Dataset rows for apps and sites
------------------------------------
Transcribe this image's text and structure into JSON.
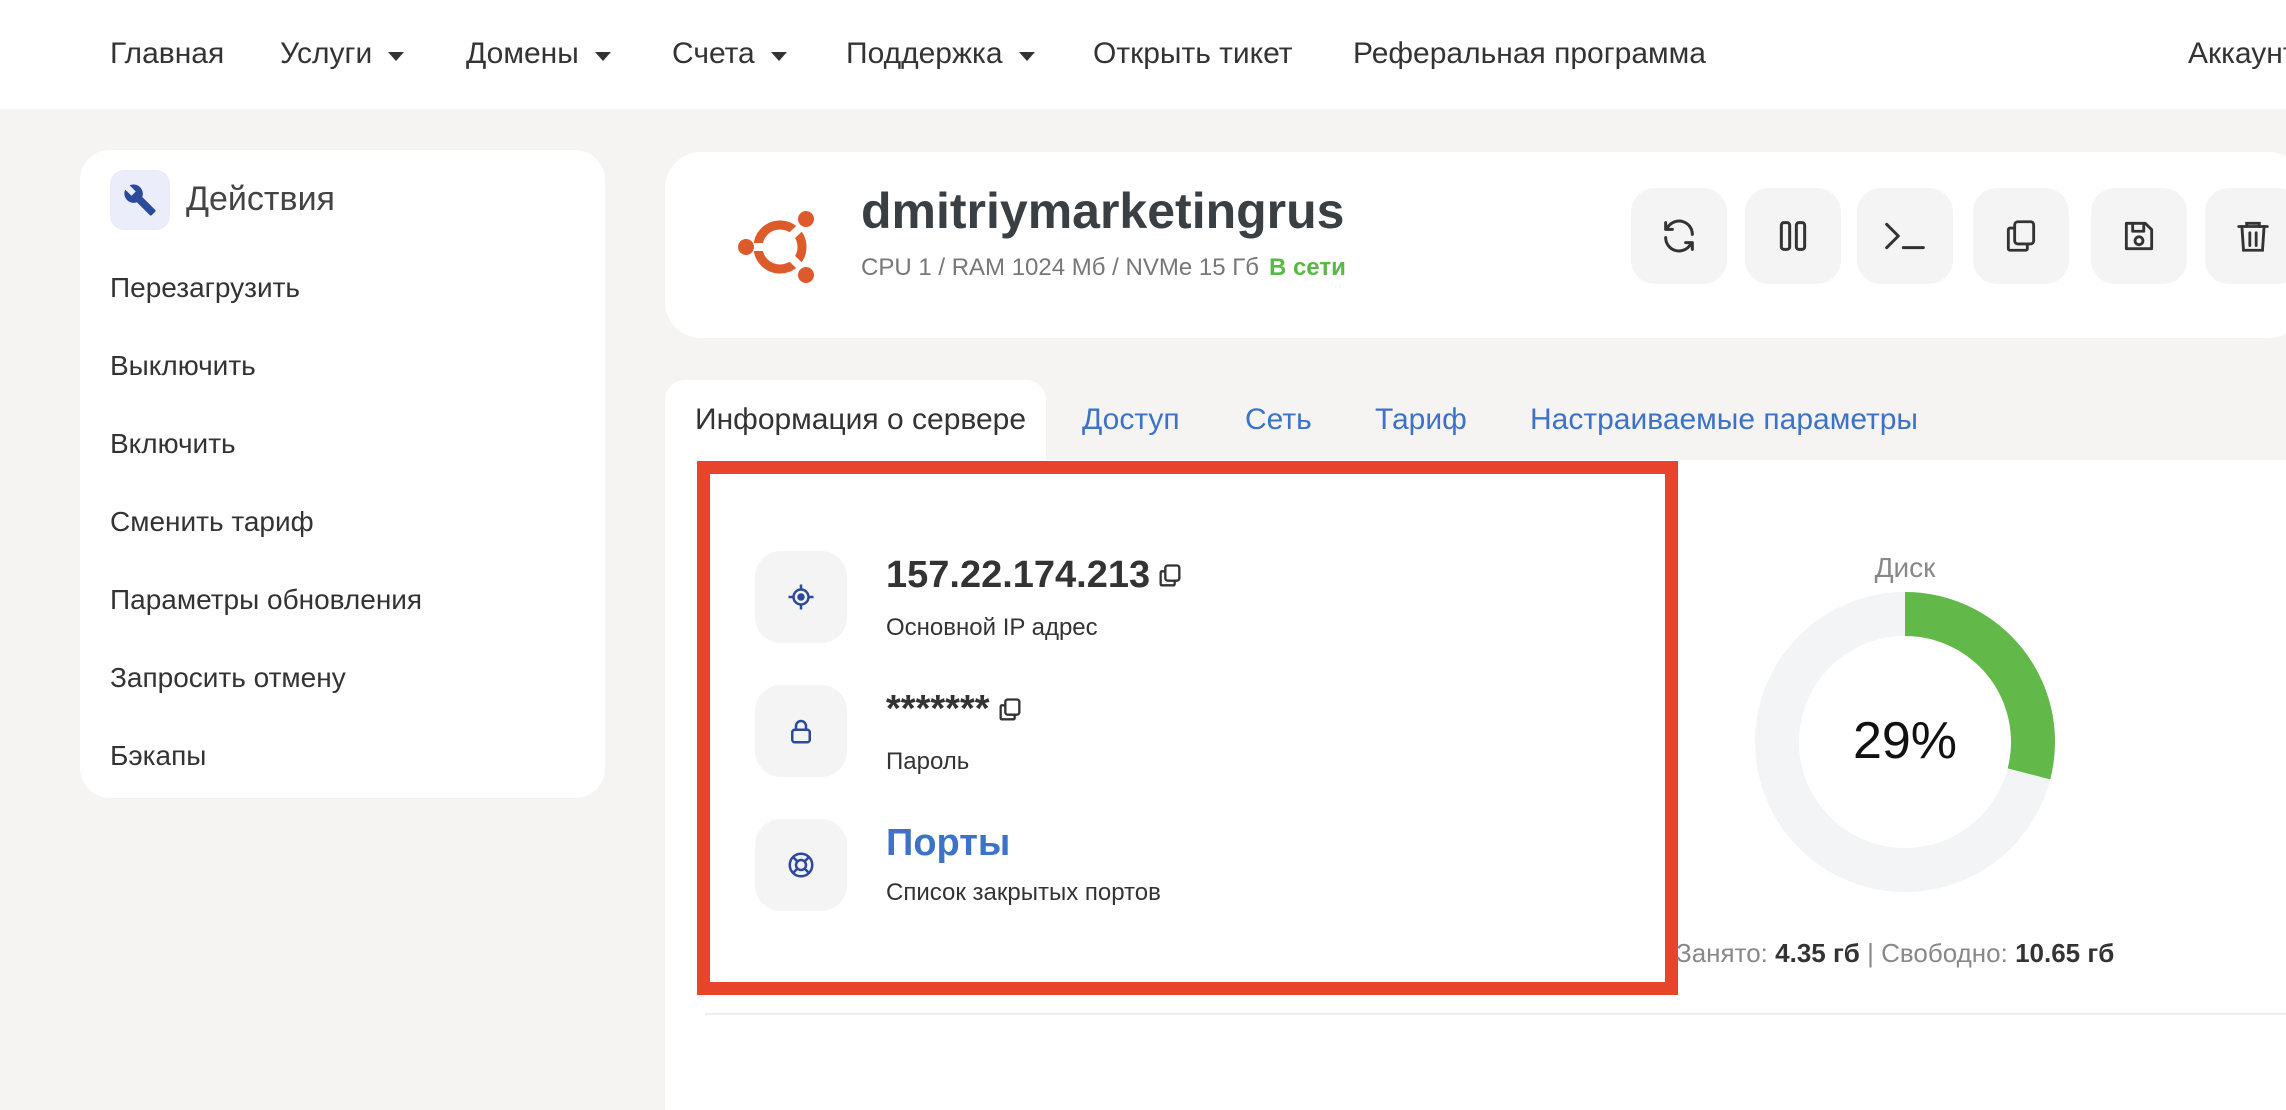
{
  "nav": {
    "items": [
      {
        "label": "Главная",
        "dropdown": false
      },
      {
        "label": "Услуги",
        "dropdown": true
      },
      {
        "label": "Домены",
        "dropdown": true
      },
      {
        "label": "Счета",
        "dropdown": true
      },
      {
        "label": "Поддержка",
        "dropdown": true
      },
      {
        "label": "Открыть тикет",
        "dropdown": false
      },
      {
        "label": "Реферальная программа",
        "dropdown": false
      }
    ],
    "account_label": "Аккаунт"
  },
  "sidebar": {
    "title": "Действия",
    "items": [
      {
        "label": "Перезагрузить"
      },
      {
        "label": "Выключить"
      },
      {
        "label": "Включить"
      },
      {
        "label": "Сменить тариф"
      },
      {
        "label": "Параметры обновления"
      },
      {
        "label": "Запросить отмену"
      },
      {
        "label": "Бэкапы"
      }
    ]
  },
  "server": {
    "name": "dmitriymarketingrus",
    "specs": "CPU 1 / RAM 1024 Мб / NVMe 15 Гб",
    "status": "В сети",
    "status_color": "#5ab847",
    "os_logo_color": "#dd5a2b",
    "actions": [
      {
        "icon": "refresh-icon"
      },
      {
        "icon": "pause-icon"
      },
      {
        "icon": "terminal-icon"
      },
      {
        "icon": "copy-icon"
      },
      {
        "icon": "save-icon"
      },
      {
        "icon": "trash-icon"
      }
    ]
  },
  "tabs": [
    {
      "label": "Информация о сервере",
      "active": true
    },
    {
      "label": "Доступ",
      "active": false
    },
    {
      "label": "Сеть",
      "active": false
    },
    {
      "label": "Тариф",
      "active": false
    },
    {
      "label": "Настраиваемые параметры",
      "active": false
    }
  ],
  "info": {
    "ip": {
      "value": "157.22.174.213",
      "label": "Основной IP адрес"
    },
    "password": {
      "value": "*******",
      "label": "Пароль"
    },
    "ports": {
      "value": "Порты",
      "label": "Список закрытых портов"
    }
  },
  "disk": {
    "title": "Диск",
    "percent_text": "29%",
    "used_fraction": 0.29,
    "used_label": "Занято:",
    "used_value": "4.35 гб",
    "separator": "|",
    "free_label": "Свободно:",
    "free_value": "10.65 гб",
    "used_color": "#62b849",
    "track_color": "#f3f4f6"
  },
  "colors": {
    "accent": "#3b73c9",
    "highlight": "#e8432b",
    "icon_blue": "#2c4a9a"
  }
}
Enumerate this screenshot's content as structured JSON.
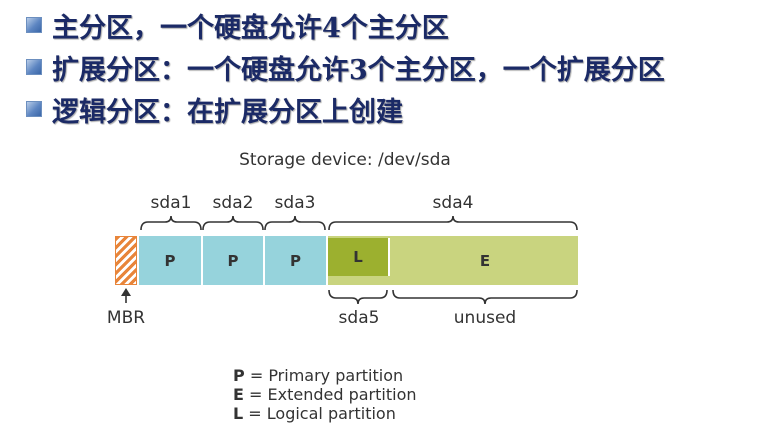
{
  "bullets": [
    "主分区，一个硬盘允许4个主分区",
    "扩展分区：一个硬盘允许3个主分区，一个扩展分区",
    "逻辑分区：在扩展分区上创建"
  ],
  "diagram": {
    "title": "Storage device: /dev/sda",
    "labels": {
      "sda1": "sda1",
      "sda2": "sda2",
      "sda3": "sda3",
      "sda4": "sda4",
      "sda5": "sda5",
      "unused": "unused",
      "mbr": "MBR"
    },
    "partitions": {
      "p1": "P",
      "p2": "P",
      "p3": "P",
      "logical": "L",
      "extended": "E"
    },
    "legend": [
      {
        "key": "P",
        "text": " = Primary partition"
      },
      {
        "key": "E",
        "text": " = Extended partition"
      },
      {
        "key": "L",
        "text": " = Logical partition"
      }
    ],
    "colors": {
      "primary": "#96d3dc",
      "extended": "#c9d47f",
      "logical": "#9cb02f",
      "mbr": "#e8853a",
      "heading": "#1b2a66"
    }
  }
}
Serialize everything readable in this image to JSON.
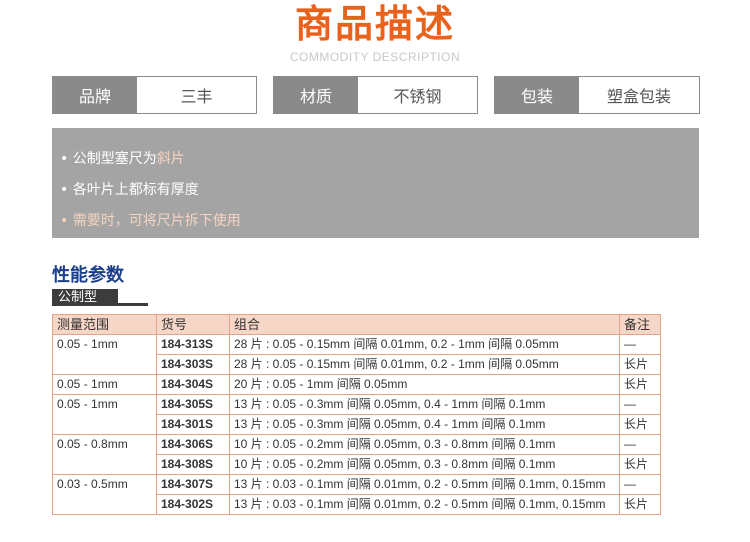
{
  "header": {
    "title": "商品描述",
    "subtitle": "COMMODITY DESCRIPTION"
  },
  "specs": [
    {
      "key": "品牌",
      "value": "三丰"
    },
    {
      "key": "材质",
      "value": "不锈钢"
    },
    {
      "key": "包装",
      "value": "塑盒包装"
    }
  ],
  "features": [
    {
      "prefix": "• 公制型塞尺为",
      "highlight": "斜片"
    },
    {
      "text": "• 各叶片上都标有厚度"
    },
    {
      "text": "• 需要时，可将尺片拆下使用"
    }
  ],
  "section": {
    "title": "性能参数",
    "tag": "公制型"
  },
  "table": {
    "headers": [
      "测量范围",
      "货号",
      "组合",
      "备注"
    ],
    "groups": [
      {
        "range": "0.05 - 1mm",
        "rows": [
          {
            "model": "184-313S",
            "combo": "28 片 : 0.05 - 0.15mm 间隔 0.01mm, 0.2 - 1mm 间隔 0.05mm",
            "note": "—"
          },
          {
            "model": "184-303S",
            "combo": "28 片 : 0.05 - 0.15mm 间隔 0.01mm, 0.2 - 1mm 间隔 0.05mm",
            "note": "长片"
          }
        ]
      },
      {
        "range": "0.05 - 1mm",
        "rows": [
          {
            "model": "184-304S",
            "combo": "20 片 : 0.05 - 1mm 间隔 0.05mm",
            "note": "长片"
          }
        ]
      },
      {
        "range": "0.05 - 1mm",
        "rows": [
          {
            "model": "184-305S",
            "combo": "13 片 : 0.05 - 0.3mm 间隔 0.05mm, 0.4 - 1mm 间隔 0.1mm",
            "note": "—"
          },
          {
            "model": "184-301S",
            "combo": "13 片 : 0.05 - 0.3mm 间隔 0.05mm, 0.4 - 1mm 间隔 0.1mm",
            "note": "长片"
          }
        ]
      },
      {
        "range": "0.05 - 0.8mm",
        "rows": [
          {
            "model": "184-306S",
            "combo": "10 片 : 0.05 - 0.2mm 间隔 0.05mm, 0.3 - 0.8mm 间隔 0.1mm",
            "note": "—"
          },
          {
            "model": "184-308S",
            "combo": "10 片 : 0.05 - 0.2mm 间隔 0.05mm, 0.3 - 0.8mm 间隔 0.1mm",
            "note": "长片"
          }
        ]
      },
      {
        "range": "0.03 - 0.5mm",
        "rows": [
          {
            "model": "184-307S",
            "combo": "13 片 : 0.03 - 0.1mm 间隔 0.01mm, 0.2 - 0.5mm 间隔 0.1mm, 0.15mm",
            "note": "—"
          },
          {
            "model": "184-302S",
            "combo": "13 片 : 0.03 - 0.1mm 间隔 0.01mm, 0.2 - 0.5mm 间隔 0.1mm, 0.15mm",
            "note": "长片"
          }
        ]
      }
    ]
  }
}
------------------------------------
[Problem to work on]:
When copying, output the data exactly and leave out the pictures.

[Answer to this exercise]:
Transcribe this image's text and structure into JSON.
{
  "nav": {
    "items": [
      {
        "label": "Главная",
        "dropdown": false
      },
      {
        "label": "Услуги",
        "dropdown": true
      },
      {
        "label": "Домены",
        "dropdown": true
      },
      {
        "label": "Счета",
        "dropdown": true
      },
      {
        "label": "Поддержка",
        "dropdown": true
      },
      {
        "label": "Открыть тикет",
        "dropdown": false
      },
      {
        "label": "Реферальная программа",
        "dropdown": false
      }
    ],
    "account_label": "Аккаунт"
  },
  "sidebar": {
    "title": "Действия",
    "items": [
      {
        "label": "Перезагрузить"
      },
      {
        "label": "Выключить"
      },
      {
        "label": "Включить"
      },
      {
        "label": "Сменить тариф"
      },
      {
        "label": "Параметры обновления"
      },
      {
        "label": "Запросить отмену"
      },
      {
        "label": "Бэкапы"
      }
    ]
  },
  "server": {
    "name": "dmitriymarketingrus",
    "specs": "CPU 1 / RAM 1024 Мб / NVMe 15 Гб",
    "status": "В сети",
    "status_color": "#5ab847",
    "os_logo_color": "#dd5a2b",
    "actions": [
      {
        "icon": "refresh-icon"
      },
      {
        "icon": "pause-icon"
      },
      {
        "icon": "terminal-icon"
      },
      {
        "icon": "copy-icon"
      },
      {
        "icon": "save-icon"
      },
      {
        "icon": "trash-icon"
      }
    ]
  },
  "tabs": [
    {
      "label": "Информация о сервере",
      "active": true
    },
    {
      "label": "Доступ",
      "active": false
    },
    {
      "label": "Сеть",
      "active": false
    },
    {
      "label": "Тариф",
      "active": false
    },
    {
      "label": "Настраиваемые параметры",
      "active": false
    }
  ],
  "info": {
    "ip": {
      "value": "157.22.174.213",
      "label": "Основной IP адрес"
    },
    "password": {
      "value": "*******",
      "label": "Пароль"
    },
    "ports": {
      "value": "Порты",
      "label": "Список закрытых портов"
    }
  },
  "disk": {
    "title": "Диск",
    "percent_text": "29%",
    "used_fraction": 0.29,
    "used_label": "Занято:",
    "used_value": "4.35 гб",
    "separator": "|",
    "free_label": "Свободно:",
    "free_value": "10.65 гб",
    "used_color": "#62b849",
    "track_color": "#f3f4f6"
  },
  "colors": {
    "accent": "#3b73c9",
    "highlight": "#e8432b",
    "icon_blue": "#2c4a9a"
  }
}
Enumerate this screenshot's content as structured JSON.
{
  "bullets": [
    "主分区，一个硬盘允许4个主分区",
    "扩展分区：一个硬盘允许3个主分区，一个扩展分区",
    "逻辑分区：在扩展分区上创建"
  ],
  "diagram": {
    "title": "Storage device: /dev/sda",
    "labels": {
      "sda1": "sda1",
      "sda2": "sda2",
      "sda3": "sda3",
      "sda4": "sda4",
      "sda5": "sda5",
      "unused": "unused",
      "mbr": "MBR"
    },
    "partitions": {
      "p1": "P",
      "p2": "P",
      "p3": "P",
      "logical": "L",
      "extended": "E"
    },
    "legend": [
      {
        "key": "P",
        "text": " = Primary partition"
      },
      {
        "key": "E",
        "text": " = Extended partition"
      },
      {
        "key": "L",
        "text": " = Logical partition"
      }
    ],
    "colors": {
      "primary": "#96d3dc",
      "extended": "#c9d47f",
      "logical": "#9cb02f",
      "mbr": "#e8853a",
      "heading": "#1b2a66"
    }
  }
}
Serialize everything readable in this image to JSON.
{
  "header": {
    "title": "商品描述",
    "subtitle": "COMMODITY DESCRIPTION"
  },
  "specs": [
    {
      "key": "品牌",
      "value": "三丰"
    },
    {
      "key": "材质",
      "value": "不锈钢"
    },
    {
      "key": "包装",
      "value": "塑盒包装"
    }
  ],
  "features": [
    {
      "prefix": "• 公制型塞尺为",
      "highlight": "斜片"
    },
    {
      "text": "• 各叶片上都标有厚度"
    },
    {
      "text": "• 需要时，可将尺片拆下使用"
    }
  ],
  "section": {
    "title": "性能参数",
    "tag": "公制型"
  },
  "table": {
    "headers": [
      "测量范围",
      "货号",
      "组合",
      "备注"
    ],
    "groups": [
      {
        "range": "0.05 - 1mm",
        "rows": [
          {
            "model": "184-313S",
            "combo": "28 片 : 0.05 - 0.15mm 间隔 0.01mm, 0.2 - 1mm 间隔 0.05mm",
            "note": "—"
          },
          {
            "model": "184-303S",
            "combo": "28 片 : 0.05 - 0.15mm 间隔 0.01mm, 0.2 - 1mm 间隔 0.05mm",
            "note": "长片"
          }
        ]
      },
      {
        "range": "0.05 - 1mm",
        "rows": [
          {
            "model": "184-304S",
            "combo": "20 片 : 0.05 - 1mm 间隔 0.05mm",
            "note": "长片"
          }
        ]
      },
      {
        "range": "0.05 - 1mm",
        "rows": [
          {
            "model": "184-305S",
            "combo": "13 片 : 0.05 - 0.3mm 间隔 0.05mm, 0.4 - 1mm 间隔 0.1mm",
            "note": "—"
          },
          {
            "model": "184-301S",
            "combo": "13 片 : 0.05 - 0.3mm 间隔 0.05mm, 0.4 - 1mm 间隔 0.1mm",
            "note": "长片"
          }
        ]
      },
      {
        "range": "0.05 - 0.8mm",
        "rows": [
          {
            "model": "184-306S",
            "combo": "10 片 : 0.05 - 0.2mm 间隔 0.05mm, 0.3 - 0.8mm 间隔 0.1mm",
            "note": "—"
          },
          {
            "model": "184-308S",
            "combo": "10 片 : 0.05 - 0.2mm 间隔 0.05mm, 0.3 - 0.8mm 间隔 0.1mm",
            "note": "长片"
          }
        ]
      },
      {
        "range": "0.03 - 0.5mm",
        "rows": [
          {
            "model": "184-307S",
            "combo": "13 片 : 0.03 - 0.1mm 间隔 0.01mm, 0.2 - 0.5mm 间隔 0.1mm, 0.15mm",
            "note": "—"
          },
          {
            "model": "184-302S",
            "combo": "13 片 : 0.03 - 0.1mm 间隔 0.01mm, 0.2 - 0.5mm 间隔 0.1mm, 0.15mm",
            "note": "长片"
          }
        ]
      }
    ]
  }
}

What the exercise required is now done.